• _REQUIRED ACTION_
Scan the records for the string "this" and state how many lines contain it, using the number alone.

(Collected data)
_____

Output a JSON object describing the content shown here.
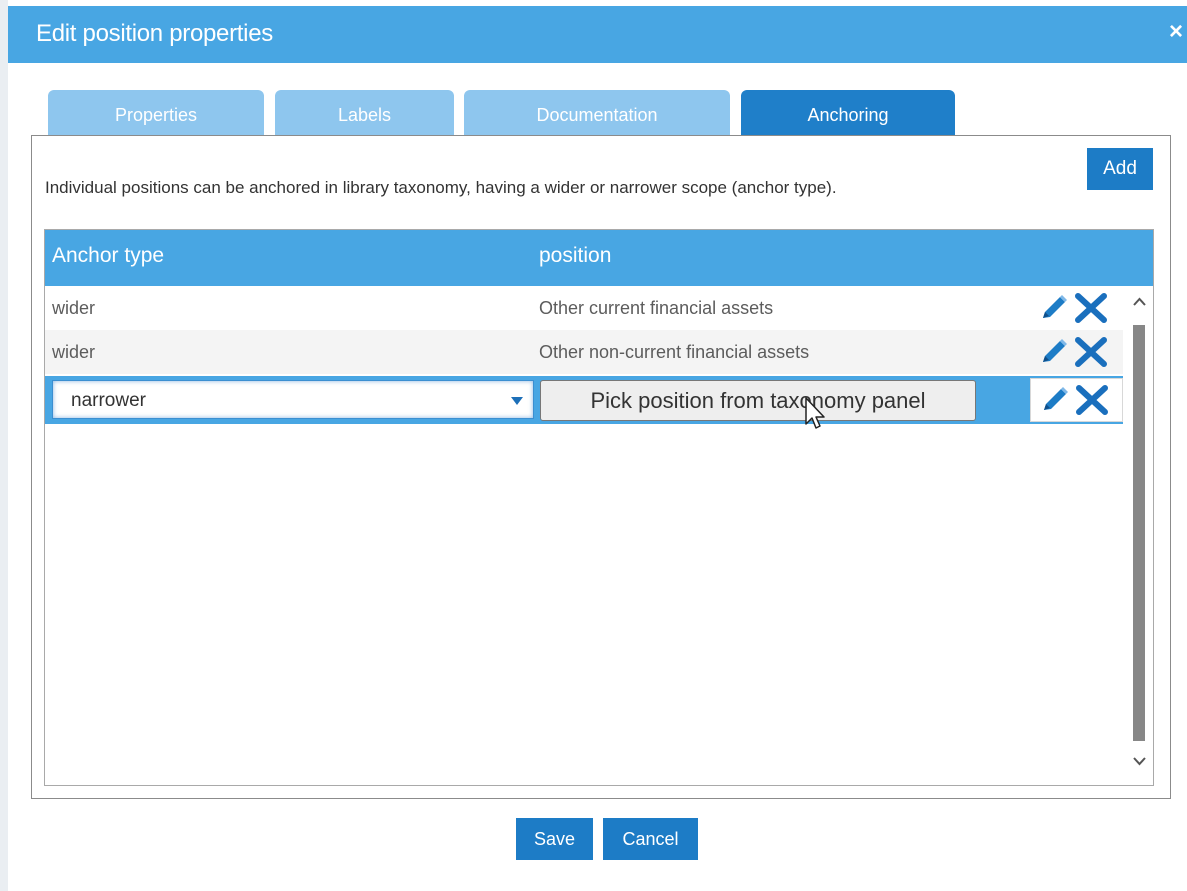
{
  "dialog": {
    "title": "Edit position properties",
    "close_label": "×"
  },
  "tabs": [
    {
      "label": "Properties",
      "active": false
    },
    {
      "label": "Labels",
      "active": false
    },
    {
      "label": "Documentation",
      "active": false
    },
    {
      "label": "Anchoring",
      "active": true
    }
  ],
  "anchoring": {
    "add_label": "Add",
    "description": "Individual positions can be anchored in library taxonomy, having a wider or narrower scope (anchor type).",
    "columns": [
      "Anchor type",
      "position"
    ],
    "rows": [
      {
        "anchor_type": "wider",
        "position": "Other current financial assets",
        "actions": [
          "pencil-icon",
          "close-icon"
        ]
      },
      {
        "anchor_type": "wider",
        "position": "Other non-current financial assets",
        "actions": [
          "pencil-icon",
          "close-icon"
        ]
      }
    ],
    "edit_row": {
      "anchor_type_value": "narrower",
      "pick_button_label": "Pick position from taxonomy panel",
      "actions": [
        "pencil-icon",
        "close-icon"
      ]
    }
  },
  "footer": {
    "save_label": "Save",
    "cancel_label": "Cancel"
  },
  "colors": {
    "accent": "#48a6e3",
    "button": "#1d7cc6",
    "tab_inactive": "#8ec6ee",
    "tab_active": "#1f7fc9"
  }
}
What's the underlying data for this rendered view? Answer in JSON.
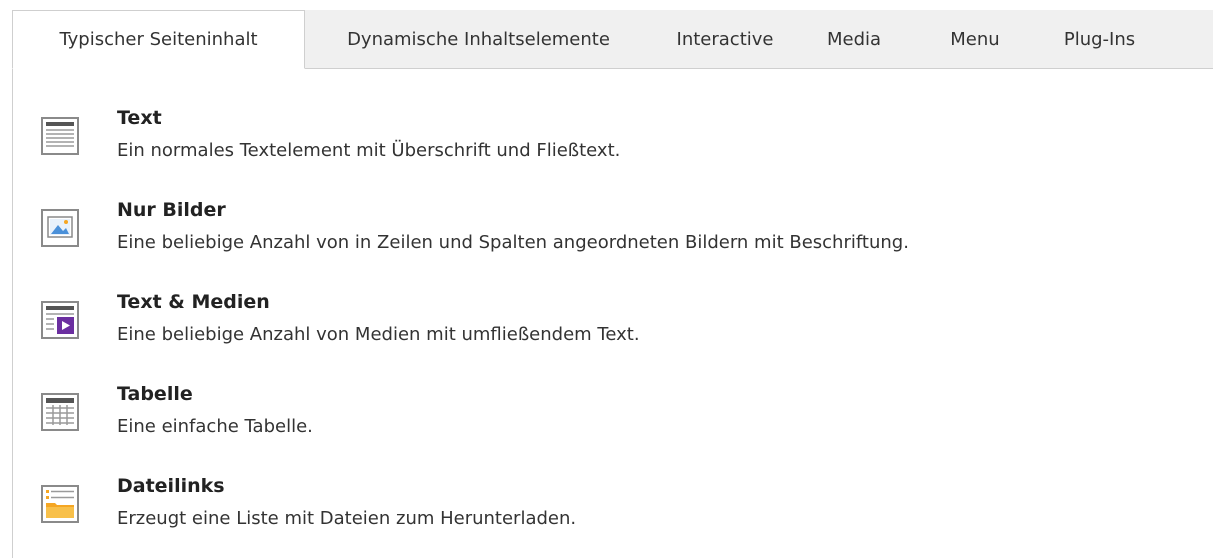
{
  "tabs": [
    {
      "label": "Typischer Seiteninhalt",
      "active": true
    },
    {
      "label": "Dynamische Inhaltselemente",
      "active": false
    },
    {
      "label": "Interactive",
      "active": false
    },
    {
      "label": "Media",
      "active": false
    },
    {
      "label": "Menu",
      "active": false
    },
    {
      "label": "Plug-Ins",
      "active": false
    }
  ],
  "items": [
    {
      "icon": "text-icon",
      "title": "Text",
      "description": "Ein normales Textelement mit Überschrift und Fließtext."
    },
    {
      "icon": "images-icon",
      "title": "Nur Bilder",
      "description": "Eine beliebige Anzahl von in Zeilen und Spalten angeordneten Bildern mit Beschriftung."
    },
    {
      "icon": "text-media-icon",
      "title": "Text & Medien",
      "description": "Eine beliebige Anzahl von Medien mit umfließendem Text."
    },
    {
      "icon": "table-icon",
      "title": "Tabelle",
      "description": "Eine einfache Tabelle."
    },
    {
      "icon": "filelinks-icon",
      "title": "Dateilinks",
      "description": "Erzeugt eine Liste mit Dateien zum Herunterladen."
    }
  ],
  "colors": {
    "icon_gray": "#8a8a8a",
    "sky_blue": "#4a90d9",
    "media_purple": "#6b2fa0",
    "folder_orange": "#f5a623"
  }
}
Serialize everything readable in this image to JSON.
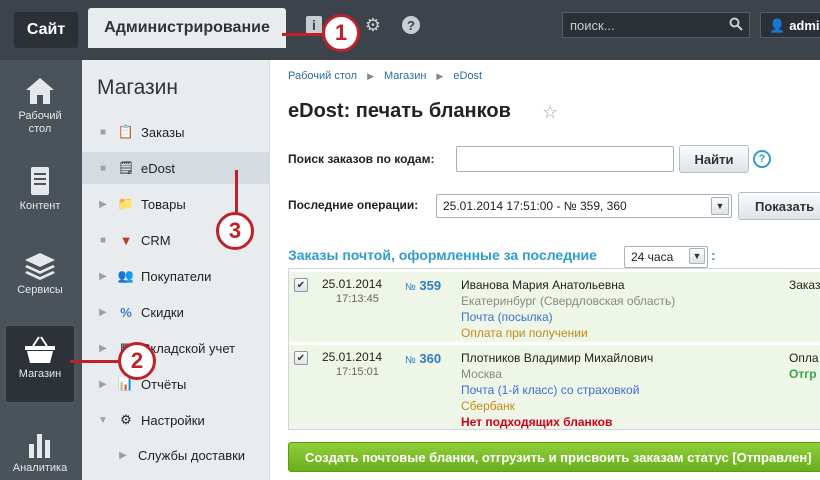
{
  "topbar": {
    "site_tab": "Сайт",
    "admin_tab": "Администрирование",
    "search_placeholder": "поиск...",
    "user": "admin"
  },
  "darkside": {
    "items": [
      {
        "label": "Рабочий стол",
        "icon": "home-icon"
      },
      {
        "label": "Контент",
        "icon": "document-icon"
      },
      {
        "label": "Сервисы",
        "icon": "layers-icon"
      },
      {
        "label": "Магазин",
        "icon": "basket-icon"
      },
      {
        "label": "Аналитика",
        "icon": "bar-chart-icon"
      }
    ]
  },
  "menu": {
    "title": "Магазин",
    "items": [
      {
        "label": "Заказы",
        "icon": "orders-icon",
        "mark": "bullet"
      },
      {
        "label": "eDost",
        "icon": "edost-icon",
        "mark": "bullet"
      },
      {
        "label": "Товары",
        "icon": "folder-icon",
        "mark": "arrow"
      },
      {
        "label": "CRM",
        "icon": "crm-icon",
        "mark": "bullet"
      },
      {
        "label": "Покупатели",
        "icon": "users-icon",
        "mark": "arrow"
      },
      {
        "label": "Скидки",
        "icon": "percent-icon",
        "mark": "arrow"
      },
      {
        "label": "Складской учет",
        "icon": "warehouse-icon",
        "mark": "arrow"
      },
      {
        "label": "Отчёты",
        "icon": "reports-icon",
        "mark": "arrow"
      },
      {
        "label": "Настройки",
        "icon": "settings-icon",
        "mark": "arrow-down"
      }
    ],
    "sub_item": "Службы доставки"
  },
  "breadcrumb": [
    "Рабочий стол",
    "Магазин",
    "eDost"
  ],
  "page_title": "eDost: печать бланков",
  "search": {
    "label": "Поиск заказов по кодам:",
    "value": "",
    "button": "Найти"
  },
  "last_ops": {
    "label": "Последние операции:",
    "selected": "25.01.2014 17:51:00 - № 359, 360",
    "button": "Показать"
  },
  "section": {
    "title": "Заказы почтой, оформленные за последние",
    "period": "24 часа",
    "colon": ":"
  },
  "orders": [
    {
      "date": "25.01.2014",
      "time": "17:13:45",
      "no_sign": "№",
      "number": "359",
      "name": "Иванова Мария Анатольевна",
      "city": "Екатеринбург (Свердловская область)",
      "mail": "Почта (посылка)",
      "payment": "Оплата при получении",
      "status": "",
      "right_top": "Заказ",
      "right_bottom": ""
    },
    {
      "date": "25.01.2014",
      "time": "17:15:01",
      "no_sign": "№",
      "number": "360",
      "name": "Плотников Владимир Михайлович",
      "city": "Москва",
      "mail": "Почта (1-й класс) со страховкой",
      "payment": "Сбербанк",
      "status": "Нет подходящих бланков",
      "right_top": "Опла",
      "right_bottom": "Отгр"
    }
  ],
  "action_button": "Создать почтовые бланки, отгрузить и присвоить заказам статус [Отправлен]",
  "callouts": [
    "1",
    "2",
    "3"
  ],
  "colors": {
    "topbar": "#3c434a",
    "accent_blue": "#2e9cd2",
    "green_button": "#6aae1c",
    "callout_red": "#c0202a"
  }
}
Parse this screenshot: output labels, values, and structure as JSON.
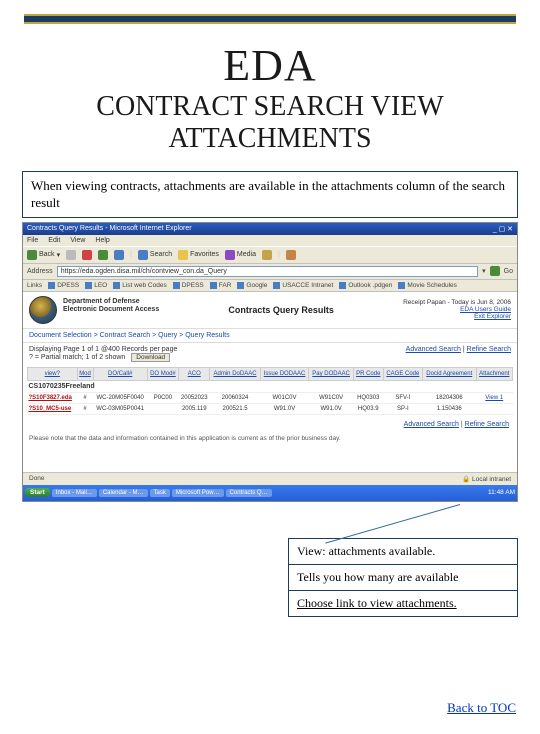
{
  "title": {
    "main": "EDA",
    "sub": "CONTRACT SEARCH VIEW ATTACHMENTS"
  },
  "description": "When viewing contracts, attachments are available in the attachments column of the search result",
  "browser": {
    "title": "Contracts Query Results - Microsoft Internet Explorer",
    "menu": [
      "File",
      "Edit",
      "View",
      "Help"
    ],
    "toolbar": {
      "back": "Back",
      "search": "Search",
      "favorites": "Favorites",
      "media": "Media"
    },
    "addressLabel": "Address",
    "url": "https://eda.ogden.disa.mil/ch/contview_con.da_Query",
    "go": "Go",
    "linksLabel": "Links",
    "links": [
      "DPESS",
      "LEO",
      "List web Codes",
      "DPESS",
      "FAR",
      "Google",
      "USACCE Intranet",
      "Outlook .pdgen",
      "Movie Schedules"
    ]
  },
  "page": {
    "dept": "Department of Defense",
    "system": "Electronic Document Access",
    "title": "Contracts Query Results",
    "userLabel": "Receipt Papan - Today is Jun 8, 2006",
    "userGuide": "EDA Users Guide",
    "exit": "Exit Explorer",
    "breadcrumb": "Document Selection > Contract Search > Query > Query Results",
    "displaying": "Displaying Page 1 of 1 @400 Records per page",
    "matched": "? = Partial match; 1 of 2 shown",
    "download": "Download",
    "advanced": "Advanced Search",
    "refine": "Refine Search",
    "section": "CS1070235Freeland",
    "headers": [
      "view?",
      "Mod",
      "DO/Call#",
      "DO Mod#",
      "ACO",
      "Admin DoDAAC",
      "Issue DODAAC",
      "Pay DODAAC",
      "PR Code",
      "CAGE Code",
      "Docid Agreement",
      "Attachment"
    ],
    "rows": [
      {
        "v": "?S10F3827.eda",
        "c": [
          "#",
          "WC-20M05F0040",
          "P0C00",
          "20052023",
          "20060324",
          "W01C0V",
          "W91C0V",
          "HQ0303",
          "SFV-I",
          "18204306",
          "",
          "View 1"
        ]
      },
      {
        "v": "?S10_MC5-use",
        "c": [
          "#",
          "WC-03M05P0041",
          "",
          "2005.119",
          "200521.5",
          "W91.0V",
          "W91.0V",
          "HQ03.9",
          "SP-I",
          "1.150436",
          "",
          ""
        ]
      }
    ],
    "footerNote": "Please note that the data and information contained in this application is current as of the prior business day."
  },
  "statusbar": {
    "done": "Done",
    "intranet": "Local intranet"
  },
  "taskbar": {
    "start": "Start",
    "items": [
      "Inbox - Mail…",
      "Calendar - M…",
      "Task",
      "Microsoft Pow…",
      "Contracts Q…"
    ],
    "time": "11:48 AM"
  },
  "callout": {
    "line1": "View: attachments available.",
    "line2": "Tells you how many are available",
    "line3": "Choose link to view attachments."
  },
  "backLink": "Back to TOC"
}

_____

• _FINISHED TASK_
4